Kondo argues through decluttering we will also be able to change our life both inside and outside the home. She says that at the core people do not really change, but the way our passions are manifested may change over time. As people consider what objects in their home truly bring them joy, they in turn realize what brings them joy in life. People have switched their careers and been so much happier because, through decluttering, they rediscovered their passion that had been buried under all the mess. An example she used was a young employee for a corporation (I don’t remember her details) went through the KonMari method with Kondo. After she had finished, she realized the only books she had left were on social work. She recognized that had actually been her passion all along, but she was so busy with everything else that she hadn’t noticed. After a year or two, she had been able to become a social worker and is much happier. This situation will not happen to everyone, nor is it a sure-fire way for fixing our lives, but it helps us think and gain confidence in our ability to make big life-changing decisions ourselves.

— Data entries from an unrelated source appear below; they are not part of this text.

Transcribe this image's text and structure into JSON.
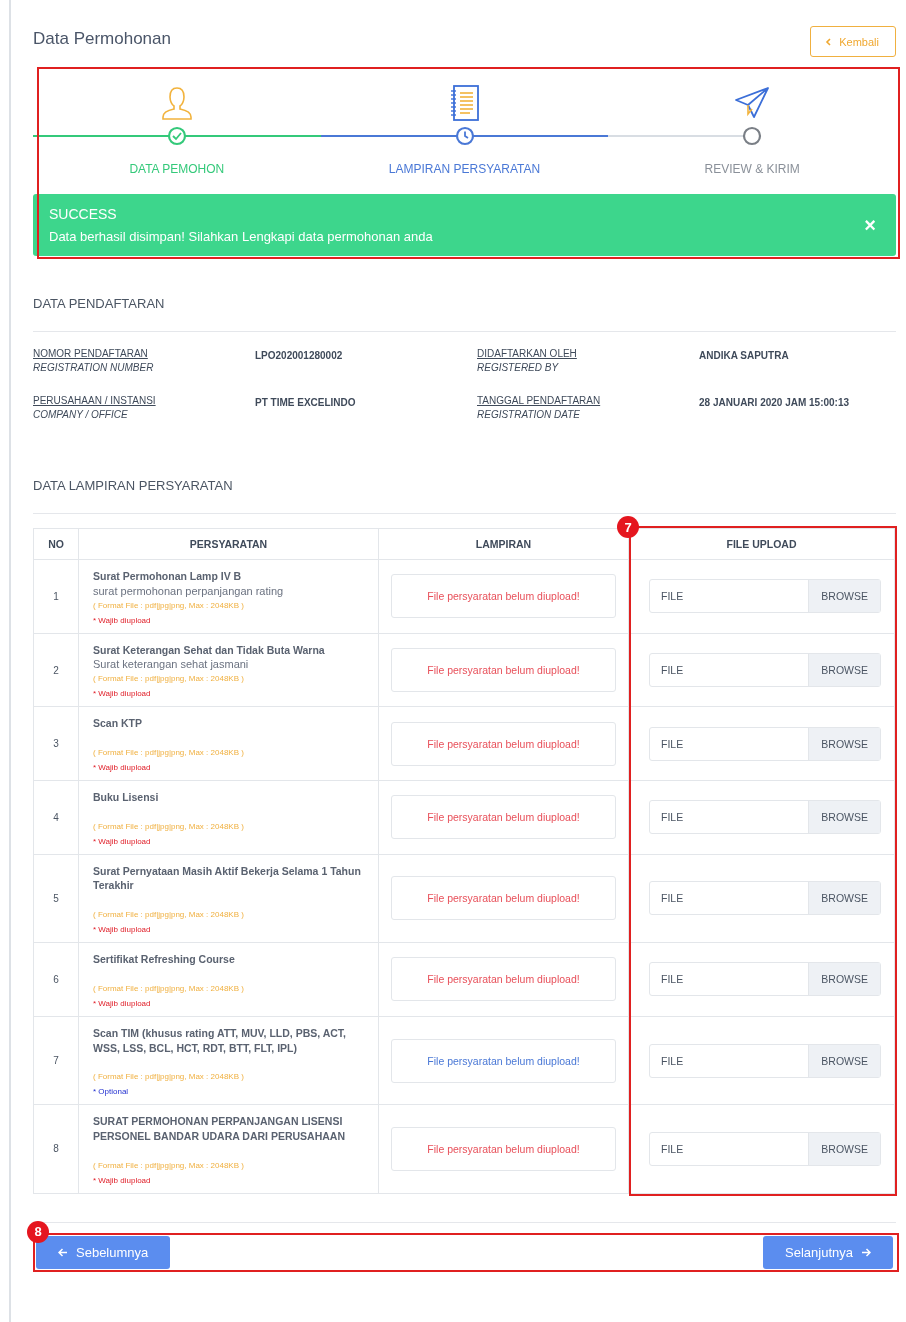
{
  "page": {
    "title": "Data Permohonan",
    "back_button": "Kembali"
  },
  "progress": {
    "highlighted": true,
    "steps": [
      {
        "label": "DATA PEMOHON",
        "completed": true,
        "current": false
      },
      {
        "label": "LAMPIRAN PERSYARATAN",
        "completed": false,
        "current": true
      },
      {
        "label": "REVIEW & KIRIM",
        "completed": false,
        "current": false
      }
    ]
  },
  "alert": {
    "title": "SUCCESS",
    "message": "Data berhasil disimpan! Silahkan Lengkapi data permohonan anda",
    "close": "×"
  },
  "registration": {
    "title": "DATA PENDAFTARAN",
    "fields": [
      {
        "label": "NOMOR PENDAFTARAN",
        "sublabel": "REGISTRATION NUMBER",
        "value": "LPO202001280002"
      },
      {
        "label": "DIDAFTARKAN OLEH",
        "sublabel": "REGISTERED BY",
        "value": "ANDIKA SAPUTRA"
      },
      {
        "label": "PERUSAHAAN / INSTANSI",
        "sublabel": "COMPANY / OFFICE",
        "value": "PT TIME EXCELINDO"
      },
      {
        "label": "TANGGAL PENDAFTARAN",
        "sublabel": "REGISTRATION DATE",
        "value": "28 JANUARI 2020 JAM 15:00:13"
      }
    ]
  },
  "attachments": {
    "title": "DATA LAMPIRAN PERSYARATAN",
    "columns": [
      "NO",
      "PERSYARATAN",
      "LAMPIRAN",
      "FILE UPLOAD"
    ],
    "upload_highlight_badge": "7",
    "rows": [
      {
        "no": "1",
        "name": "Surat Permohonan Lamp IV B",
        "description": "surat permohonan perpanjangan rating",
        "format": "( Format File : pdf|jpg|png, Max : 2048KB )",
        "note": "* Wajib diupload",
        "kind": "required",
        "status": "File persyaratan belum diupload!",
        "file_placeholder": "FILE",
        "browse": "BROWSE"
      },
      {
        "no": "2",
        "name": "Surat Keterangan Sehat dan Tidak Buta Warna",
        "description": "Surat keterangan sehat jasmani",
        "format": "( Format File : pdf|jpg|png, Max : 2048KB )",
        "note": "* Wajib diupload",
        "kind": "required",
        "status": "File persyaratan belum diupload!",
        "file_placeholder": "FILE",
        "browse": "BROWSE"
      },
      {
        "no": "3",
        "name": "Scan KTP",
        "format": "( Format File : pdf|jpg|png, Max : 2048KB )",
        "note": "* Wajib diupload",
        "kind": "required",
        "status": "File persyaratan belum diupload!",
        "file_placeholder": "FILE",
        "browse": "BROWSE"
      },
      {
        "no": "4",
        "name": "Buku Lisensi",
        "format": "( Format File : pdf|jpg|png, Max : 2048KB )",
        "note": "* Wajib diupload",
        "kind": "required",
        "status": "File persyaratan belum diupload!",
        "file_placeholder": "FILE",
        "browse": "BROWSE"
      },
      {
        "no": "5",
        "name": "Surat Pernyataan Masih Aktif Bekerja Selama 1 Tahun Terakhir",
        "format": "( Format File : pdf|jpg|png, Max : 2048KB )",
        "note": "* Wajib diupload",
        "kind": "required",
        "status": "File persyaratan belum diupload!",
        "file_placeholder": "FILE",
        "browse": "BROWSE"
      },
      {
        "no": "6",
        "name": "Sertifikat Refreshing Course",
        "format": "( Format File : pdf|jpg|png, Max : 2048KB )",
        "note": "* Wajib diupload",
        "kind": "required",
        "status": "File persyaratan belum diupload!",
        "file_placeholder": "FILE",
        "browse": "BROWSE"
      },
      {
        "no": "7",
        "name": "Scan TIM (khusus rating ATT, MUV, LLD, PBS, ACT, WSS, LSS, BCL, HCT, RDT, BTT, FLT, IPL)",
        "format": "( Format File : pdf|jpg|png, Max : 2048KB )",
        "note": "* Optional",
        "kind": "optional",
        "status": "File persyaratan belum diupload!",
        "file_placeholder": "FILE",
        "browse": "BROWSE"
      },
      {
        "no": "8",
        "name": "SURAT PERMOHONAN PERPANJANGAN LISENSI PERSONEL BANDAR UDARA DARI PERUSAHAAN",
        "format": "( Format File : pdf|jpg|png, Max : 2048KB )",
        "note": "* Wajib diupload",
        "kind": "required",
        "status": "File persyaratan belum diupload!",
        "file_placeholder": "FILE",
        "browse": "BROWSE"
      }
    ]
  },
  "footer": {
    "highlight_badge": "8",
    "previous": "Sebelumnya",
    "next": "Selanjutnya"
  }
}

Kondo also gives tips on organizing and setting up the home post-decluttering. I will not go into too much detail at this time, I may make it a post in the future, but one thing that stuck out to me was emptying my purse when I get home for work. There must be a reserved place for the contents while I am at the house, but it gives the purse a chance to rest and allows for me to know exactly what I did that day. It also allows for less confusion when switching purses, as I am fully familiar with the contents at all times. The most important take-away for organizing is that we must respect our belongings by being grateful for their service to us and know that everything has its place and it must be returned to that place for rest when our need for the item that day is done.
I am interested in this process mostly to have a better grasp of what I own. I also like the idea of it helping with processing what brings me joy in life. Why own a bunch of items that you don’t like? It just sits there unused and unwanted. It reminds me of Toy Story 3, when Andy gives his toys to the girl who loves them and plays with them again. While Kondo regularly talks about discarding this, throwing away that, she really emphasizes the need to respect what we own and focus on the positives of the objects that we do want and/or need.

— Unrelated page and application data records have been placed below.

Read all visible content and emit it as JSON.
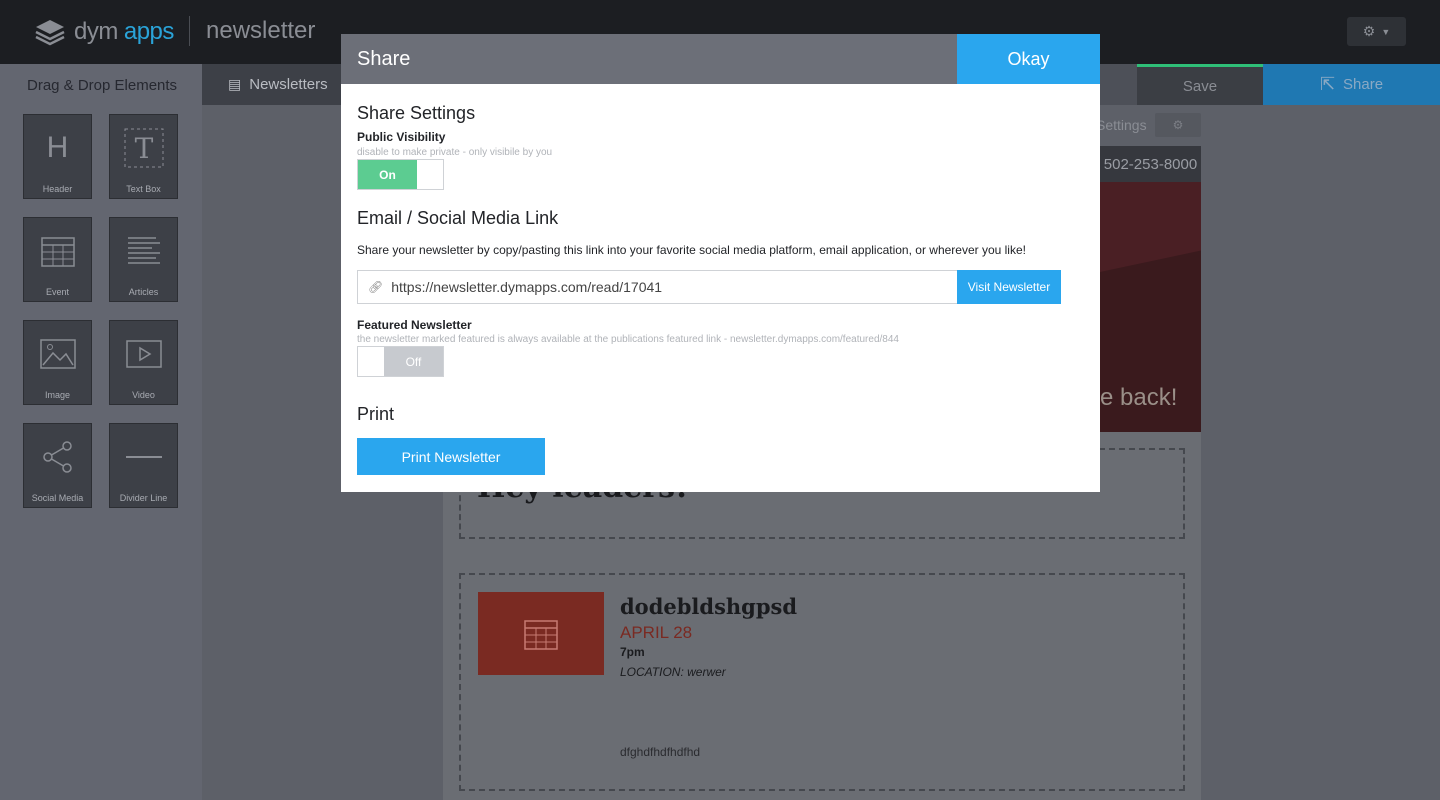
{
  "header": {
    "brand_main": "dym",
    "brand_accent": "apps",
    "app_title": "newsletter"
  },
  "sidebar": {
    "title": "Drag & Drop Elements",
    "tiles": [
      {
        "label": "Header",
        "icon": "header-icon"
      },
      {
        "label": "Text Box",
        "icon": "text-box-icon"
      },
      {
        "label": "Event",
        "icon": "calendar-icon"
      },
      {
        "label": "Articles",
        "icon": "articles-icon"
      },
      {
        "label": "Image",
        "icon": "image-icon"
      },
      {
        "label": "Video",
        "icon": "video-icon"
      },
      {
        "label": "Social Media",
        "icon": "share-network-icon"
      },
      {
        "label": "Divider Line",
        "icon": "divider-icon"
      }
    ]
  },
  "nav": {
    "newsletters_label": "Newsletters",
    "save_label": "Save",
    "share_label": "Share"
  },
  "canvas": {
    "settings_label": "Settings",
    "phone": "502-253-8000",
    "hero_text": "e back!",
    "greeting": "Hey leaders!",
    "event": {
      "title": "dodebldshgpsd",
      "date": "APRIL 28",
      "time": "7pm",
      "location": "LOCATION: werwer",
      "description": "dfghdfhdfhdfhd"
    }
  },
  "modal": {
    "title": "Share",
    "okay_label": "Okay",
    "share_settings_title": "Share Settings",
    "public_visibility_label": "Public Visibility",
    "public_visibility_hint": "disable to make private - only visibile by you",
    "public_visibility_state": "On",
    "email_social_title": "Email / Social Media Link",
    "email_social_desc": "Share your newsletter by copy/pasting this link into your favorite social media platform, email application, or wherever you like!",
    "link_url": "https://newsletter.dymapps.com/read/17041",
    "visit_label": "Visit Newsletter",
    "featured_label": "Featured Newsletter",
    "featured_hint": "the newsletter marked featured is always available at the publications featured link - newsletter.dymapps.com/featured/844",
    "featured_state": "Off",
    "print_title": "Print",
    "print_label": "Print Newsletter"
  },
  "colors": {
    "accent_blue": "#2aa6ee",
    "toggle_on": "#5ccc91",
    "event_red": "#7a2a22"
  }
}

I sometimes did not like her attitude and she also boasted a lot. Granted, she has been extremely successful, but constantly being reminded about how great her method is was not enjoyable. Also, she seemed harsh on what she thinks should be thrown out. I know she’s trying to challenge her clients to really get to the meat of their items, but sometimes she came across as rude. Though I would not say she was ever judgmental. To the contrary, she was very respectful of all her example clients and their idiosyncrasies. Lastly, I believe she does not own an animal. If I am wrong, I will be surprised. She never addressed what to do about litter boxes or anything related to toys or other pet supplies. I would have liked to hear her thoughts on how to keep tidy with a pet.

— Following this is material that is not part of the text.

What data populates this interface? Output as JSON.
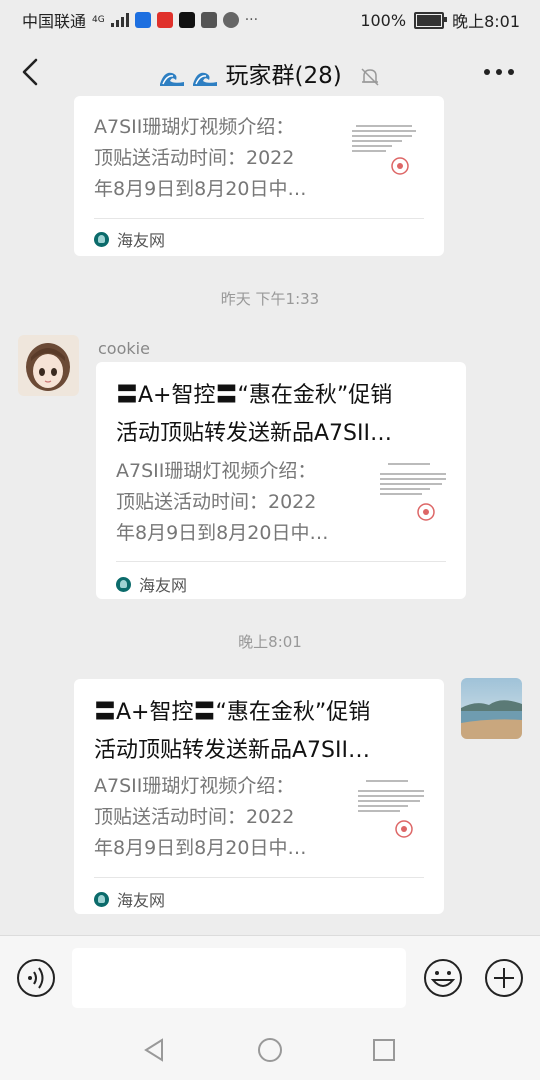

Final note: This book is part of my 26 book 2017 reading challenge as my “non-fiction” book.